• Instructions for the task:
Search the entries below for "this" and copy each matching line.

[Data items]
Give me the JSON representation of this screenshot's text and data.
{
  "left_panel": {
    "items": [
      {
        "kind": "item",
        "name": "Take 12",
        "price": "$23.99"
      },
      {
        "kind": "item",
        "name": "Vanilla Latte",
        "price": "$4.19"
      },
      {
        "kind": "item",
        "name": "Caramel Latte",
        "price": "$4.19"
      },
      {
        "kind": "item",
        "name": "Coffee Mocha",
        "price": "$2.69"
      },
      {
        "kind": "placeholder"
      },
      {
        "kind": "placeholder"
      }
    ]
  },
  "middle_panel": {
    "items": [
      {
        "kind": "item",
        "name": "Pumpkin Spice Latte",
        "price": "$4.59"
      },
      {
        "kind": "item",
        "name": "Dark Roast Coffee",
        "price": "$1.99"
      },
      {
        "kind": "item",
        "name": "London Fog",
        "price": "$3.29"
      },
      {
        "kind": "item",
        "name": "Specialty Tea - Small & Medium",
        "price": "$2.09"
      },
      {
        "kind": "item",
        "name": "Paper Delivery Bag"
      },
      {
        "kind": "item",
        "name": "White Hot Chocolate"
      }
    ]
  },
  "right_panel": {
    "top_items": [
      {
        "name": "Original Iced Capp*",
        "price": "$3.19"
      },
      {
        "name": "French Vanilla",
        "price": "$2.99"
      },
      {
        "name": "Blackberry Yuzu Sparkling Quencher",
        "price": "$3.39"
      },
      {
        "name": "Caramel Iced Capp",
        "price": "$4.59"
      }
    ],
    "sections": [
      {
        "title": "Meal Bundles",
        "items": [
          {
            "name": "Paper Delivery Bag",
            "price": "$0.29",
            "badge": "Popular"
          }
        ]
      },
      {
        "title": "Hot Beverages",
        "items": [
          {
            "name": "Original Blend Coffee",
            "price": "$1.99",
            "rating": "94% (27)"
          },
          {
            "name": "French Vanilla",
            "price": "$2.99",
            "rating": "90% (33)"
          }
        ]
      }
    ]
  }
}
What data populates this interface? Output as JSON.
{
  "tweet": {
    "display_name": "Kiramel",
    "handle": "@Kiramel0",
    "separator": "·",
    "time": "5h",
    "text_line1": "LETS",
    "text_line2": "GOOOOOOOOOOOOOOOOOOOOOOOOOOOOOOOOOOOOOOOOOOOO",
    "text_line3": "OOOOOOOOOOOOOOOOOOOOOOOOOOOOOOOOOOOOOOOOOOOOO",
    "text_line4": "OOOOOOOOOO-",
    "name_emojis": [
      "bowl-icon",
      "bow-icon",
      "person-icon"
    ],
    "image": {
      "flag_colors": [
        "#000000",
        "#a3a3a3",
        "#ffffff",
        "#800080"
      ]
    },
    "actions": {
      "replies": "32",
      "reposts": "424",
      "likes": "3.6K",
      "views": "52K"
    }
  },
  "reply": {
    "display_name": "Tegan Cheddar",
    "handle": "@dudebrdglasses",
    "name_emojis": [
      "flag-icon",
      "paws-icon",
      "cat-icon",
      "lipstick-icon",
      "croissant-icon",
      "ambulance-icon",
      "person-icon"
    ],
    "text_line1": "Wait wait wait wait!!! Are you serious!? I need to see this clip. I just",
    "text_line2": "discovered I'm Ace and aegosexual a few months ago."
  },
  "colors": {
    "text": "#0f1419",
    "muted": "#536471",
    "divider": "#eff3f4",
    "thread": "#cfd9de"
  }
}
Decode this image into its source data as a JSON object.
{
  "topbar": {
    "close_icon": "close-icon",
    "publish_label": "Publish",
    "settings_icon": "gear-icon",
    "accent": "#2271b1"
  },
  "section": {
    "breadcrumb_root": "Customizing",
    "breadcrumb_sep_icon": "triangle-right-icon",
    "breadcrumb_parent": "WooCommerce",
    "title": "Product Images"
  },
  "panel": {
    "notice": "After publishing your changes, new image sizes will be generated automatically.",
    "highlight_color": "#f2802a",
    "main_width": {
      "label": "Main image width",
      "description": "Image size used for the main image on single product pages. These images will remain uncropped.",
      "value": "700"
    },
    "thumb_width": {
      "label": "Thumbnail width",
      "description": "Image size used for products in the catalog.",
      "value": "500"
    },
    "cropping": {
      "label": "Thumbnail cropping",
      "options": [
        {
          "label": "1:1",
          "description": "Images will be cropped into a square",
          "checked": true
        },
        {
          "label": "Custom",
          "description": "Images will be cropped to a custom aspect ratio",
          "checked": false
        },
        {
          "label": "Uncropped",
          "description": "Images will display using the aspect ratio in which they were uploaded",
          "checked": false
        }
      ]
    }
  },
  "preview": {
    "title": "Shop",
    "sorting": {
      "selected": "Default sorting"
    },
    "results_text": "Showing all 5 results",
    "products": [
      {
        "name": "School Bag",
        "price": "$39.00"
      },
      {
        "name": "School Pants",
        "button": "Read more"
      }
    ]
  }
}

• Solution below:
Give me the JSON representation of this screenshot's text and data.
What data populates this interface? Output as JSON.
    "text_line1": "Wait wait wait wait!!! Are you serious!? I need to see this clip. I just",
Decode this image into its source data as a JSON object.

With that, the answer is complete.